After some debate but with considerably more ease compared to the First Bank, the Second Bank of the United States was signed into being and afforded a 20 year charter in 1817. Once again, one-fifth of the starting capital for the Bank was owned by the Federal Government, acting as its main shareholder and customer whilst also requiring certain services of the new Bank, most notably the handling of all government transactions and tax payments. The twenty-five board of directors was also in place, with five of those members chosen by the President of the United States contingent on Senate approval.
Its first major challenge was quickly revealed to be restraining private and state-owned banks whose unregulated issuing of bank notes had been fuelling speculative booms. While by itself this posed an already formidable challenge, the Second Bank had also been created with the implied commitment to permitting prevailing laissez-faire policies that allowed credit exchanges between North and Eastern creditors to new Southern and Western debtors. The Bank was largely unsuccessful in controlling these speculative booms which led to the US market crash of 1819.
While the advent of a new crisis provided the Second Bank with an opportunity to demonstrate its economic capacity, its proposed solutions and fiscal policies were largely belated in their application. The first President of the Second Bank officially resigned in 1819, being replaced by Langdon Cheves, who was made responsible in the application of most of those solutions which included a credit contraction that contrasted with a then recovering economy. These belt tightening policies inevitably led to increased unemployment, thus prolonging the following recession, creating further opposition and critics to central banking.
It was during this atmosphere of general distrust and dislike for the central bank, that President James Monroe appointed Nicholas Biddle as the new President of the Second Bank. Biddle proceeded to cautiously and successfully expanding credit alongside a growing US economy. The Bank also profited in public support from the first Supreme Court ruling in its favour, upholding its constitutionality and dissuading many of its more traditional critics from further challenge.

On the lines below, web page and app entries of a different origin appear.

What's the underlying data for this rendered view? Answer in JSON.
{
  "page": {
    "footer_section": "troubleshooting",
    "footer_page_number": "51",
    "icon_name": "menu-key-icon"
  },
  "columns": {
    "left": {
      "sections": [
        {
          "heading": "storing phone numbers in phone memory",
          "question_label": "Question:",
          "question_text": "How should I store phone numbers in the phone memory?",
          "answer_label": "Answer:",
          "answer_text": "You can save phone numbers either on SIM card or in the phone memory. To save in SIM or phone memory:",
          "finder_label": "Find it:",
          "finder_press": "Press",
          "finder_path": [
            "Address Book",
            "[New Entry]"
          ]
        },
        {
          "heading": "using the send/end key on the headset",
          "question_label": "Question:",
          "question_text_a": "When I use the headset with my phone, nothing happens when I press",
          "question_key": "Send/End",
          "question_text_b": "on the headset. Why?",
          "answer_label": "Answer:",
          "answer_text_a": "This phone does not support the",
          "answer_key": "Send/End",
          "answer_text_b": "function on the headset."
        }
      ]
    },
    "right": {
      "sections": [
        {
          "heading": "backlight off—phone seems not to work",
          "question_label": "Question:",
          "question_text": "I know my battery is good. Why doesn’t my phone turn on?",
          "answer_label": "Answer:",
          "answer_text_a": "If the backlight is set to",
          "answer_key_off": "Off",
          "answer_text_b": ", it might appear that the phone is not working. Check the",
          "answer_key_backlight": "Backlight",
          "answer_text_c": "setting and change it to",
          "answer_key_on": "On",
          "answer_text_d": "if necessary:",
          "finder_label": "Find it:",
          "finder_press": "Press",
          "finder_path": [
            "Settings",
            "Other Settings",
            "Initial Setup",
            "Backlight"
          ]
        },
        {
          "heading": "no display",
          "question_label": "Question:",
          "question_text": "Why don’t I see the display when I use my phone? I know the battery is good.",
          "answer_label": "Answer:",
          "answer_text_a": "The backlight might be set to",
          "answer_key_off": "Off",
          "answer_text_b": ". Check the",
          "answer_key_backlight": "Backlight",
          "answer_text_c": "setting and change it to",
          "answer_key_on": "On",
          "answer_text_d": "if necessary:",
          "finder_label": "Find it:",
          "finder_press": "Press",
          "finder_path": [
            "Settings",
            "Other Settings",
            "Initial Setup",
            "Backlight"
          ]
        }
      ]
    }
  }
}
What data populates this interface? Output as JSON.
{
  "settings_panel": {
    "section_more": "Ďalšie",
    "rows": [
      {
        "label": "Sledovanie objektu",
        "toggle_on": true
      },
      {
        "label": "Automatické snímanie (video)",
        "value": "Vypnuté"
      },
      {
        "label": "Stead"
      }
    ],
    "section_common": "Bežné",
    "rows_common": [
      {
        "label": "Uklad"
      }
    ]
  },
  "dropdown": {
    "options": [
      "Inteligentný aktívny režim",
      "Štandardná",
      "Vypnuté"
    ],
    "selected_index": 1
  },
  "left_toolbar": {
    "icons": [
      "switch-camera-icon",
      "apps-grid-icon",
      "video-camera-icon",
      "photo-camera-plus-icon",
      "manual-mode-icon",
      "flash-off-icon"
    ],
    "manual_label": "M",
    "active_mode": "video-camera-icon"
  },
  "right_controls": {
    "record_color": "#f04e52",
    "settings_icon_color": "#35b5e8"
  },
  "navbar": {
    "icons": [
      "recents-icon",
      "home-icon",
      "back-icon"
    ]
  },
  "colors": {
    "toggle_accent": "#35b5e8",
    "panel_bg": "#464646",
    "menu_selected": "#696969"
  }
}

The source of the Second Bank’s demise would eventually arrive during Andrew Jackson’s Presidency in 1829. Despite the general public approval of the Bank, President Jackson attacked the Bank claiming a failure to produce a stable currency alongside traditional constitutional concerns. Despite Congressional investigations and reports defending the Bank’s role in maintaining US currency and precedents for its constitutionality, Jackson was unwavering in his condemnation of the Second Bank as a corrupt corporation. President Jackson’s anti-bank platform carried him through his re-election in 1832, and in 1833 he proceeded to remove all Federal deposits from the Second Bank, moving them into several private and state banks. The Bank charter was thus allowed to expire in 1836 with the corporation itself being liquidated in 1841.